--- Source material ---
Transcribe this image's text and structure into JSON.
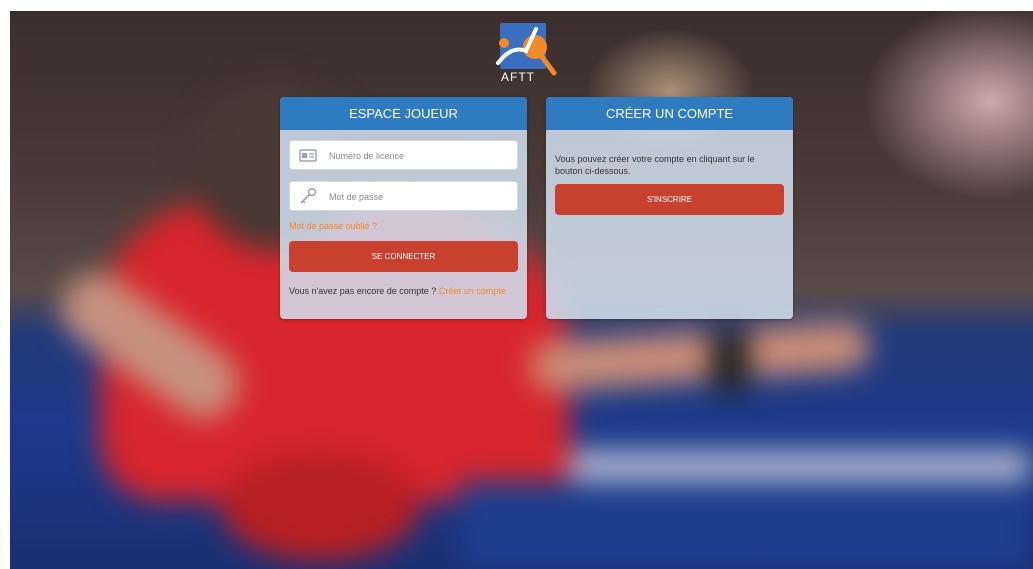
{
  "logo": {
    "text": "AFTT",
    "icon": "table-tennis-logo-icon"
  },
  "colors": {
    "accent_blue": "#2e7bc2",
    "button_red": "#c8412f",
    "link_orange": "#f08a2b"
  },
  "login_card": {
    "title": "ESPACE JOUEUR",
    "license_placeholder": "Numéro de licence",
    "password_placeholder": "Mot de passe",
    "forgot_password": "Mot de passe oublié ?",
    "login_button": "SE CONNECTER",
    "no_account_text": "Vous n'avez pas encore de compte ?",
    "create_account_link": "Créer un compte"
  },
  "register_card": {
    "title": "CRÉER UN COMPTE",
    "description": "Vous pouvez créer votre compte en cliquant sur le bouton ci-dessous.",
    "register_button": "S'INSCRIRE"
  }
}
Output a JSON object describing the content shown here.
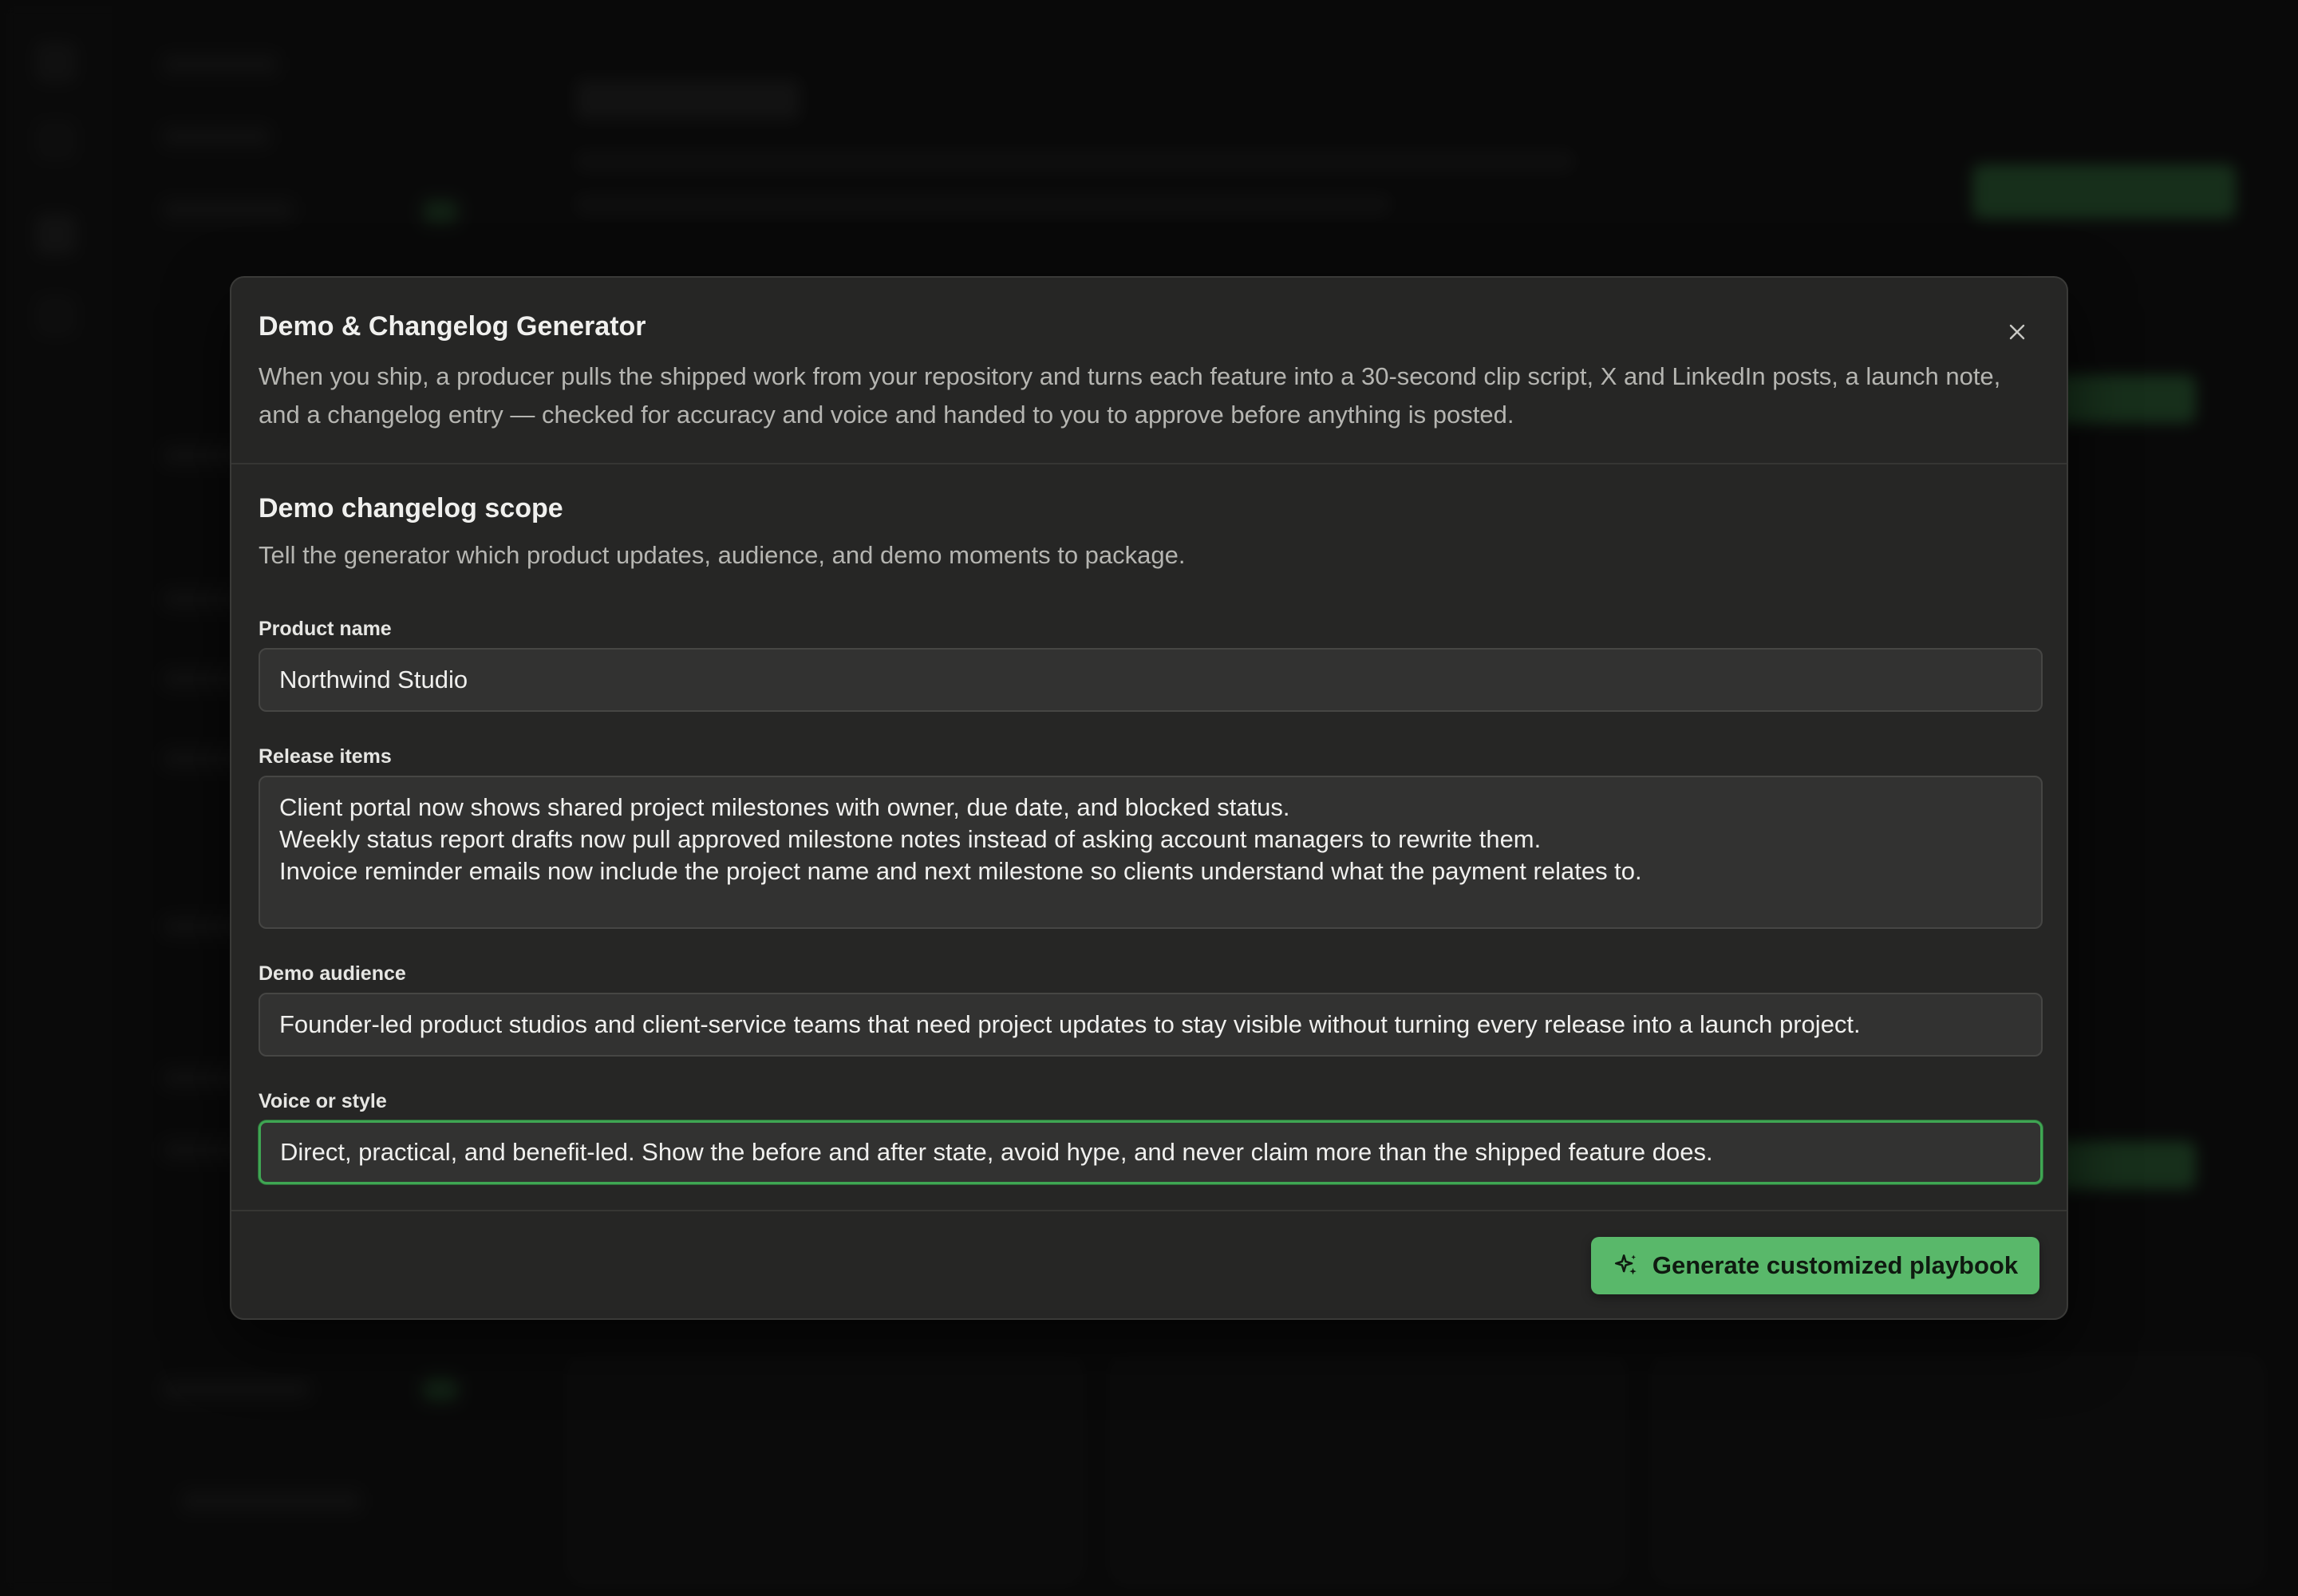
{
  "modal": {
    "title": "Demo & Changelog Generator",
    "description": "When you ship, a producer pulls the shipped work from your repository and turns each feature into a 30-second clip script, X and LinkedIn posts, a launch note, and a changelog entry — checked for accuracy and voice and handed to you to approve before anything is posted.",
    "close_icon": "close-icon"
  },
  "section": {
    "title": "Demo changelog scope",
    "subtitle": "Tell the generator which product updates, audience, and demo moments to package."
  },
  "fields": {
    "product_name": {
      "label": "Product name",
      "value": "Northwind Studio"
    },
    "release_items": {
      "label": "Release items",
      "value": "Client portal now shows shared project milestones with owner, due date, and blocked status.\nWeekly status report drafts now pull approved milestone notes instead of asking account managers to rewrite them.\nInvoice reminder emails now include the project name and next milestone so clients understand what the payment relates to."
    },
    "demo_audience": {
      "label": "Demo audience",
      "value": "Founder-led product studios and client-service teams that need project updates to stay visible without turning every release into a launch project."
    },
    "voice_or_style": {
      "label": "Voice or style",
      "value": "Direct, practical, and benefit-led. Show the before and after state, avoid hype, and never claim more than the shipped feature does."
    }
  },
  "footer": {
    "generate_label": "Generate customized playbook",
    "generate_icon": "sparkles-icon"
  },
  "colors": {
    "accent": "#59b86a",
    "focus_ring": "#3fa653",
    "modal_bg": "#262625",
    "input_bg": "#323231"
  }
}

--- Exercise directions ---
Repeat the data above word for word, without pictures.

--- Answer to this problem ---
Transcribe this image's text and structure into JSON.
{
  "logo": {
    "text": "AFTT",
    "icon": "table-tennis-logo-icon"
  },
  "colors": {
    "accent_blue": "#2e7bc2",
    "button_red": "#c8412f",
    "link_orange": "#f08a2b"
  },
  "login_card": {
    "title": "ESPACE JOUEUR",
    "license_placeholder": "Numéro de licence",
    "password_placeholder": "Mot de passe",
    "forgot_password": "Mot de passe oublié ?",
    "login_button": "SE CONNECTER",
    "no_account_text": "Vous n'avez pas encore de compte ?",
    "create_account_link": "Créer un compte"
  },
  "register_card": {
    "title": "CRÉER UN COMPTE",
    "description": "Vous pouvez créer votre compte en cliquant sur le bouton ci-dessous.",
    "register_button": "S'INSCRIRE"
  }
}
Output a JSON object describing the content shown here.
{
  "modal": {
    "title": "Demo & Changelog Generator",
    "description": "When you ship, a producer pulls the shipped work from your repository and turns each feature into a 30-second clip script, X and LinkedIn posts, a launch note, and a changelog entry — checked for accuracy and voice and handed to you to approve before anything is posted.",
    "close_icon": "close-icon"
  },
  "section": {
    "title": "Demo changelog scope",
    "subtitle": "Tell the generator which product updates, audience, and demo moments to package."
  },
  "fields": {
    "product_name": {
      "label": "Product name",
      "value": "Northwind Studio"
    },
    "release_items": {
      "label": "Release items",
      "value": "Client portal now shows shared project milestones with owner, due date, and blocked status.\nWeekly status report drafts now pull approved milestone notes instead of asking account managers to rewrite them.\nInvoice reminder emails now include the project name and next milestone so clients understand what the payment relates to."
    },
    "demo_audience": {
      "label": "Demo audience",
      "value": "Founder-led product studios and client-service teams that need project updates to stay visible without turning every release into a launch project."
    },
    "voice_or_style": {
      "label": "Voice or style",
      "value": "Direct, practical, and benefit-led. Show the before and after state, avoid hype, and never claim more than the shipped feature does."
    }
  },
  "footer": {
    "generate_label": "Generate customized playbook",
    "generate_icon": "sparkles-icon"
  },
  "colors": {
    "accent": "#59b86a",
    "focus_ring": "#3fa653",
    "modal_bg": "#262625",
    "input_bg": "#323231"
  }
}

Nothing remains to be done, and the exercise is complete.